# Record set:
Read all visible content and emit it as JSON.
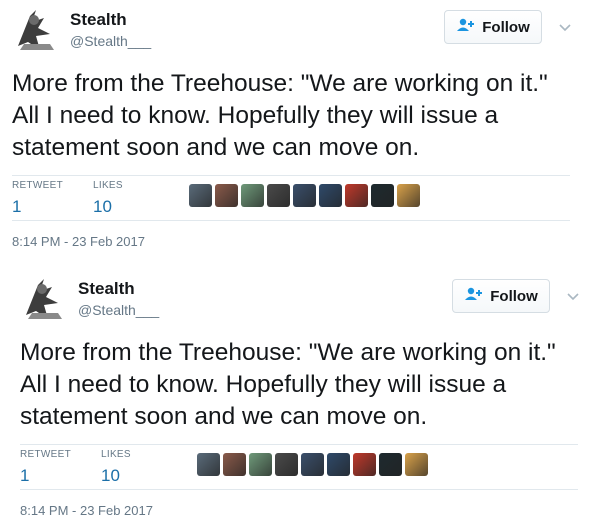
{
  "tweets": [
    {
      "author": {
        "name": "Stealth",
        "handle": "@Stealth___"
      },
      "follow_label": "Follow",
      "text": "More from the Treehouse: \"We are working on it.\" All I need to know. Hopefully they will issue a statement soon and we can move on.",
      "stats": {
        "retweet_label": "RETWEET",
        "retweet_count": "1",
        "likes_label": "LIKES",
        "likes_count": "10"
      },
      "timestamp": "8:14 PM - 23 Feb 2017"
    },
    {
      "author": {
        "name": "Stealth",
        "handle": "@Stealth___"
      },
      "follow_label": "Follow",
      "text": "More from the Treehouse: \"We are working on it.\" All I need to know. Hopefully they will issue a statement soon and we can move on.",
      "stats": {
        "retweet_label": "RETWEET",
        "retweet_count": "1",
        "likes_label": "LIKES",
        "likes_count": "10"
      },
      "timestamp": "8:14 PM - 23 Feb 2017"
    }
  ],
  "colors": {
    "link": "#1b6fa8",
    "muted": "#657786",
    "border": "#e1e8ed"
  },
  "liker_avatar_colors": [
    "#5a6b7a",
    "#8a5a4a",
    "#6f9a7a",
    "#4a4a4a",
    "#3a4f6b",
    "#2f4a6a",
    "#c0392b",
    "#1e2a2f",
    "#d9a24a"
  ]
}
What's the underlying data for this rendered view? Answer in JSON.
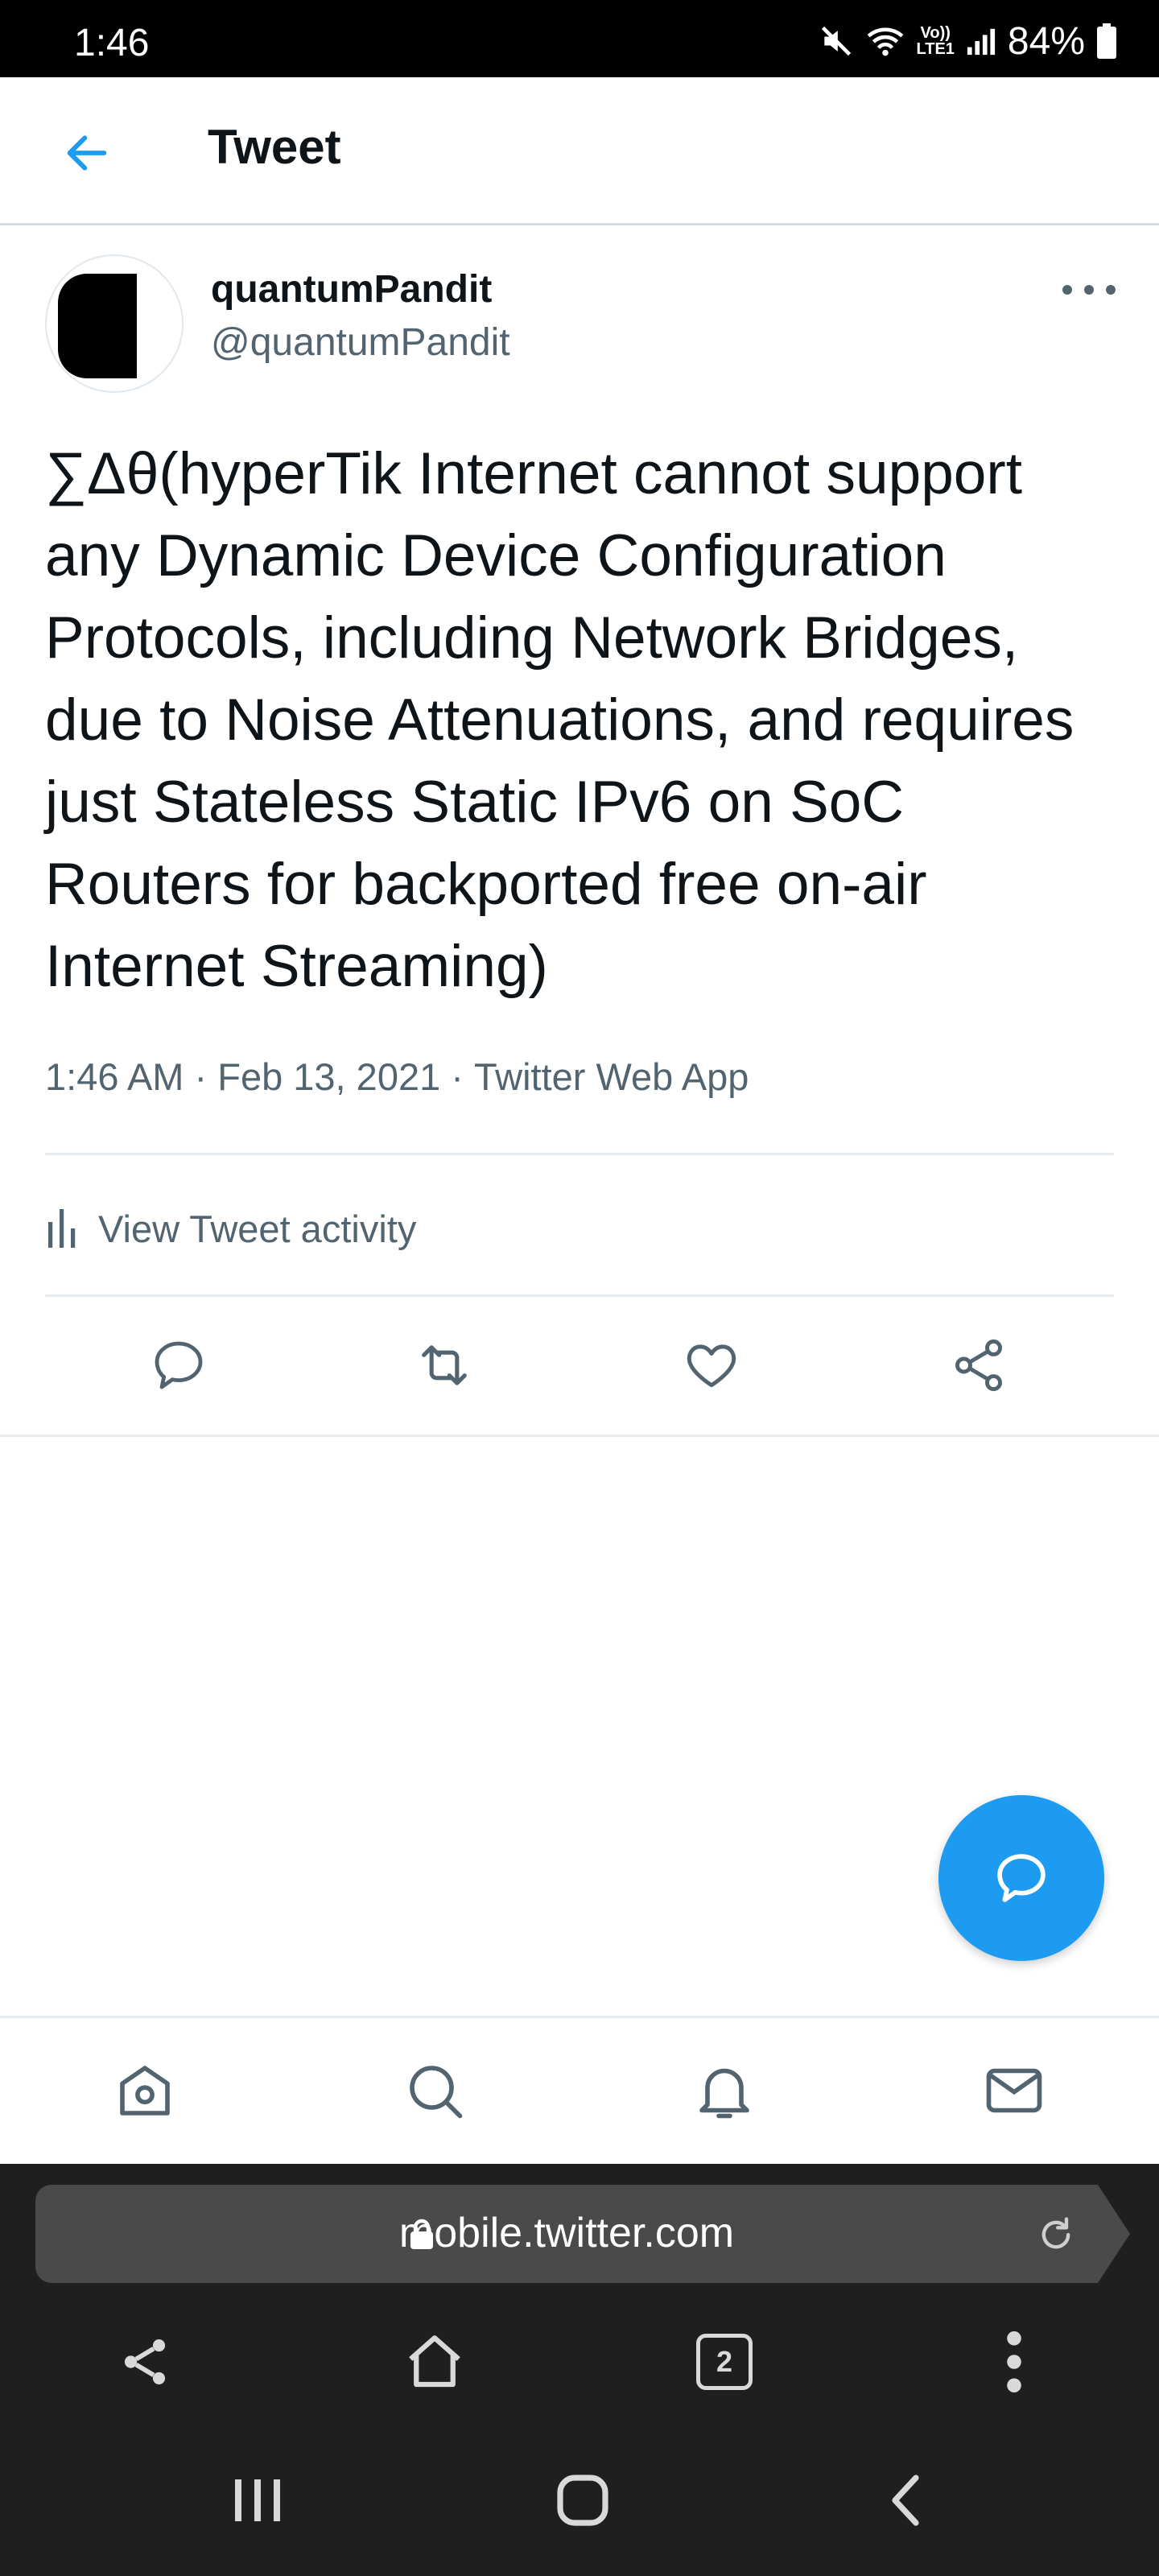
{
  "status_bar": {
    "time": "1:46",
    "network_label_top": "Vo))",
    "network_label_bottom": "LTE1",
    "battery": "84%",
    "icons": [
      "mute-icon",
      "wifi-icon",
      "signal-icon",
      "battery-icon"
    ]
  },
  "header": {
    "title": "Tweet",
    "back_icon": "arrow-left-icon"
  },
  "tweet": {
    "display_name": "quantumPandit",
    "handle": "@quantumPandit",
    "text": "∑Δθ(hyperTik Internet cannot support any Dynamic Device Configuration Protocols, including Network Bridges, due to Noise Attenuations, and requires just Stateless Static IPv6 on SoC Routers for backported free on-air Internet Streaming)",
    "time": "1:46 AM",
    "date": "Feb 13, 2021",
    "source": "Twitter Web App",
    "separator": " · "
  },
  "activity": {
    "label": "View Tweet activity"
  },
  "actions": [
    "reply-icon",
    "retweet-icon",
    "like-icon",
    "share-icon"
  ],
  "bottom_nav": [
    "home-icon",
    "search-icon",
    "notifications-icon",
    "messages-icon"
  ],
  "browser": {
    "url": "mobile.twitter.com",
    "tab_count": "2"
  },
  "colors": {
    "accent": "#1d9bf0",
    "secondary_text": "#536471",
    "primary_text": "#0f1419"
  }
}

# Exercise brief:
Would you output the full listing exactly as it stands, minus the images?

# Exercise response:
Read all visible content and emit it as JSON.
{
  "tweets": [
    {
      "author": {
        "name": "Stealth",
        "handle": "@Stealth___"
      },
      "follow_label": "Follow",
      "text": "More from the Treehouse: \"We are working on it.\" All I need to know. Hopefully they will issue a statement soon and we can move on.",
      "stats": {
        "retweet_label": "RETWEET",
        "retweet_count": "1",
        "likes_label": "LIKES",
        "likes_count": "10"
      },
      "timestamp": "8:14 PM - 23 Feb 2017"
    },
    {
      "author": {
        "name": "Stealth",
        "handle": "@Stealth___"
      },
      "follow_label": "Follow",
      "text": "More from the Treehouse: \"We are working on it.\" All I need to know. Hopefully they will issue a statement soon and we can move on.",
      "stats": {
        "retweet_label": "RETWEET",
        "retweet_count": "1",
        "likes_label": "LIKES",
        "likes_count": "10"
      },
      "timestamp": "8:14 PM - 23 Feb 2017"
    }
  ],
  "colors": {
    "link": "#1b6fa8",
    "muted": "#657786",
    "border": "#e1e8ed"
  },
  "liker_avatar_colors": [
    "#5a6b7a",
    "#8a5a4a",
    "#6f9a7a",
    "#4a4a4a",
    "#3a4f6b",
    "#2f4a6a",
    "#c0392b",
    "#1e2a2f",
    "#d9a24a"
  ]
}
What's the underlying data for this rendered view? Answer in JSON.
{
  "status_bar": {
    "time": "1:46",
    "network_label_top": "Vo))",
    "network_label_bottom": "LTE1",
    "battery": "84%",
    "icons": [
      "mute-icon",
      "wifi-icon",
      "signal-icon",
      "battery-icon"
    ]
  },
  "header": {
    "title": "Tweet",
    "back_icon": "arrow-left-icon"
  },
  "tweet": {
    "display_name": "quantumPandit",
    "handle": "@quantumPandit",
    "text": "∑Δθ(hyperTik Internet cannot support any Dynamic Device Configuration Protocols, including Network Bridges, due to Noise Attenuations, and requires just Stateless Static IPv6 on SoC Routers for backported free on-air Internet Streaming)",
    "time": "1:46 AM",
    "date": "Feb 13, 2021",
    "source": "Twitter Web App",
    "separator": " · "
  },
  "activity": {
    "label": "View Tweet activity"
  },
  "actions": [
    "reply-icon",
    "retweet-icon",
    "like-icon",
    "share-icon"
  ],
  "bottom_nav": [
    "home-icon",
    "search-icon",
    "notifications-icon",
    "messages-icon"
  ],
  "browser": {
    "url": "mobile.twitter.com",
    "tab_count": "2"
  },
  "colors": {
    "accent": "#1d9bf0",
    "secondary_text": "#536471",
    "primary_text": "#0f1419"
  }
}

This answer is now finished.